Set up in 2010, Non League Day looks to promote grass roots football and provide it with a platform to really showcase all its merits to the country.
It’s the day when your local plumber or builder can become a terrace favourite thanks to a winning goal.
Always scheduled on an international break, it gives fans of Premier League and Championship clubs the opportunity to go and watch football at a lower level and experience the passion of grass roots football that holds up the top of the English game.
But how relevant is Non League Day to a club like Lincoln? A club that is desperate to climb out of the division? A club that has no “big” team nearby?
The club appears to take a rather limp-wristed view towards the day as ticket prices remained the same and there was virtually no announcement about it being Non League Day.
Indeed, Imps fan, John Smalley, felt that publicity for the event hadn’t been very good at all. “I saw something on twitter this week and I have been aware of these sort of events in the past when the British international teams have played.

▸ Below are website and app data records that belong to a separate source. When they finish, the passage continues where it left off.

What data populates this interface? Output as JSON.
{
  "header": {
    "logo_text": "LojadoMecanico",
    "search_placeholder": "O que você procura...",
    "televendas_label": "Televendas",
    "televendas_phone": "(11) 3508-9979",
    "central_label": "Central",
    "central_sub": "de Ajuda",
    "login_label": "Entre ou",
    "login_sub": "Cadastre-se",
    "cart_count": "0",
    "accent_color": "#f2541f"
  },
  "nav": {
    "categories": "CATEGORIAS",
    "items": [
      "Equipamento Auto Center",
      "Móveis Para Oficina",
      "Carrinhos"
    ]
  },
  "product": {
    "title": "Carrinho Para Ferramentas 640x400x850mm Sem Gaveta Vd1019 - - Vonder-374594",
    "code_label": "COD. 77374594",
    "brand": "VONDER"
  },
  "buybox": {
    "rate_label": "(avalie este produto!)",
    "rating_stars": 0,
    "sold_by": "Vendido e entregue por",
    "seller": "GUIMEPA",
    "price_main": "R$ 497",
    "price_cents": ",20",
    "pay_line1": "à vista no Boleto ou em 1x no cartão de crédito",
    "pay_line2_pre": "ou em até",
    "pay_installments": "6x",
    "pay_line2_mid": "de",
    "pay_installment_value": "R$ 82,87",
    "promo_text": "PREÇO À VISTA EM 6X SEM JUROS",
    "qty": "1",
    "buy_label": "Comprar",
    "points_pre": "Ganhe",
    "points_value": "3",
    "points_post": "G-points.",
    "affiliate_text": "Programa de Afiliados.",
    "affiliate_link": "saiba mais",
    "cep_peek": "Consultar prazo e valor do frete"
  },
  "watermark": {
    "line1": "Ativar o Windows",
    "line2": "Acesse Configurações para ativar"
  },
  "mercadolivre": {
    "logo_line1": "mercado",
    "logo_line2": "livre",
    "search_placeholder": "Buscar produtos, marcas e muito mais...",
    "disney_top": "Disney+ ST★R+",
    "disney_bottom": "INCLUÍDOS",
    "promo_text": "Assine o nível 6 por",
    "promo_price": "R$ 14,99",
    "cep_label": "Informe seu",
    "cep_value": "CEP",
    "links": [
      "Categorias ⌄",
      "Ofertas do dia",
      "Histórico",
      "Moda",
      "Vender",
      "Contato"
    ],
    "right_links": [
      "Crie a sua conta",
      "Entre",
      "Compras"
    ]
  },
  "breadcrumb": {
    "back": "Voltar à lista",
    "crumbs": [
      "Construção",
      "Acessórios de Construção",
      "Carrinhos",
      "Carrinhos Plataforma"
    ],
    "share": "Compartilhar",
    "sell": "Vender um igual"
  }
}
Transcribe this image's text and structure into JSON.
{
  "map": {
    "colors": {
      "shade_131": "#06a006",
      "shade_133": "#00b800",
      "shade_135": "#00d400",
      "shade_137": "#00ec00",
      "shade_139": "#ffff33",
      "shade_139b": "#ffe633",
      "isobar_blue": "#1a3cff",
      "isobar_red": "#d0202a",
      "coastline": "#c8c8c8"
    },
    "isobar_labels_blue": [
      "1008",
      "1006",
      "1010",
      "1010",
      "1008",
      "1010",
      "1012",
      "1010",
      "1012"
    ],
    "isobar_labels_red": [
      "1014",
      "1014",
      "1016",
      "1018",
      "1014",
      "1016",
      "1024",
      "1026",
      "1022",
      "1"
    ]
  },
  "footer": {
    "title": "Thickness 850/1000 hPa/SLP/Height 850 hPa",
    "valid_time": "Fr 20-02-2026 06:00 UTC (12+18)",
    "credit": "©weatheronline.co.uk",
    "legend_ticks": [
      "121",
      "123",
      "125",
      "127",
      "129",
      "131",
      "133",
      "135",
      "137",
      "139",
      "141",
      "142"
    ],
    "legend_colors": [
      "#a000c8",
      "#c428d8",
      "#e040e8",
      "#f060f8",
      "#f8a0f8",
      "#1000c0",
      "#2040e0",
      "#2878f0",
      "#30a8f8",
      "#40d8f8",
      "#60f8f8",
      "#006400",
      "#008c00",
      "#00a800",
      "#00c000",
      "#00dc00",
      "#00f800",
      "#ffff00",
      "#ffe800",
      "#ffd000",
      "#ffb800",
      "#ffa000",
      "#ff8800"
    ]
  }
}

But why Lincoln haven’t advertised the event I don’t know.”
The day aims to boost attendances for all Non-League clubs but John Smalley mentioned how disappointed he was disappointed with recent attendance figures, “I would have thought that the football club, even though they don’t wish to be associated with non-league, obviously the aim being to get back in the league, they would want to get as many people in the crowd to support the team.”
Lincoln City’s attempt to perhaps distance themselves from non-league was a point also raised by Lincoln fan, Michael Neary.
“You can’t celebrate non-league day and be desperate to get out of non-league at the same time.”
In fact Michael took issue altogether with the term ‘non-league’.
“It makes it sound like nothing, or as if it’s only football played in the football league is important.”
It’s certainly true that non-league football does evoke a feeling of standing up to watch the game, part-timers playing and cheap tickets.
In this case it’s important to remember that Lincoln City and many other clubs in the Skrill Premier are fully professional clubs, with proper stadiums and high ticket prices.
Clubs like Barnet, Luton, Grimsby, Wrexham, and Lincoln among others have all felt what it feels like to be in the Football League and are hell-bent on returning to that level.
Mick enjoys watching Lincoln at this level and sees the positives to this division.
“It gives them the chance to rebuild in a sustained way” also mentioning that non-league, as already mentioned, is seen by some as a demeaning term for “a high level of competitive sport by men who have worked very hard to play at this level.”
He went further, saying that Non-League Day should perhaps be called “Football Day”. That way, football at any level can be celebrated and applauded.
Ashley Franklin, another Lincoln City fan, felt that Non-League Day was a good idea, but Lincoln’s location and not having a Premier League or Championship club nearby means that Non-League day “doesn’t really make a difference to Lincoln City.”
The issue of Lincoln’s location was also mentioned by John Smalley, who said, “Lincoln isn’t really on the way to anywhere.”
For anybody that lives in Lincoln or has to travel to Lincoln, they will know it’s a city that you really have to want to go to, as its location means you cannot stumble across it.
Indeed, the closest big city is Nottingham, which has two big football clubs already, as well as a wide range of non-league clubs in Nottinghamshire.
The general consensus from the three fans we spoke to is that playing non-league football does have its advantages, such as allowing the club to rebuild sustainably. It can also provide a club with more coverage from outlets such as ‘The Non League Paper’ as well as the coverage BT Sport are looking to provide.
But the idea of Non-League day, while perhaps good, possibly doesn’t really mean as much to Lincoln.
Lincoln’s location and desire to return to past glories means Non-League day is a rather annoying event to be a part of.
It is a fantastic initiative for clubs lower down the leagues, but for Lincoln, they’d love to not be involved much longer.Tweet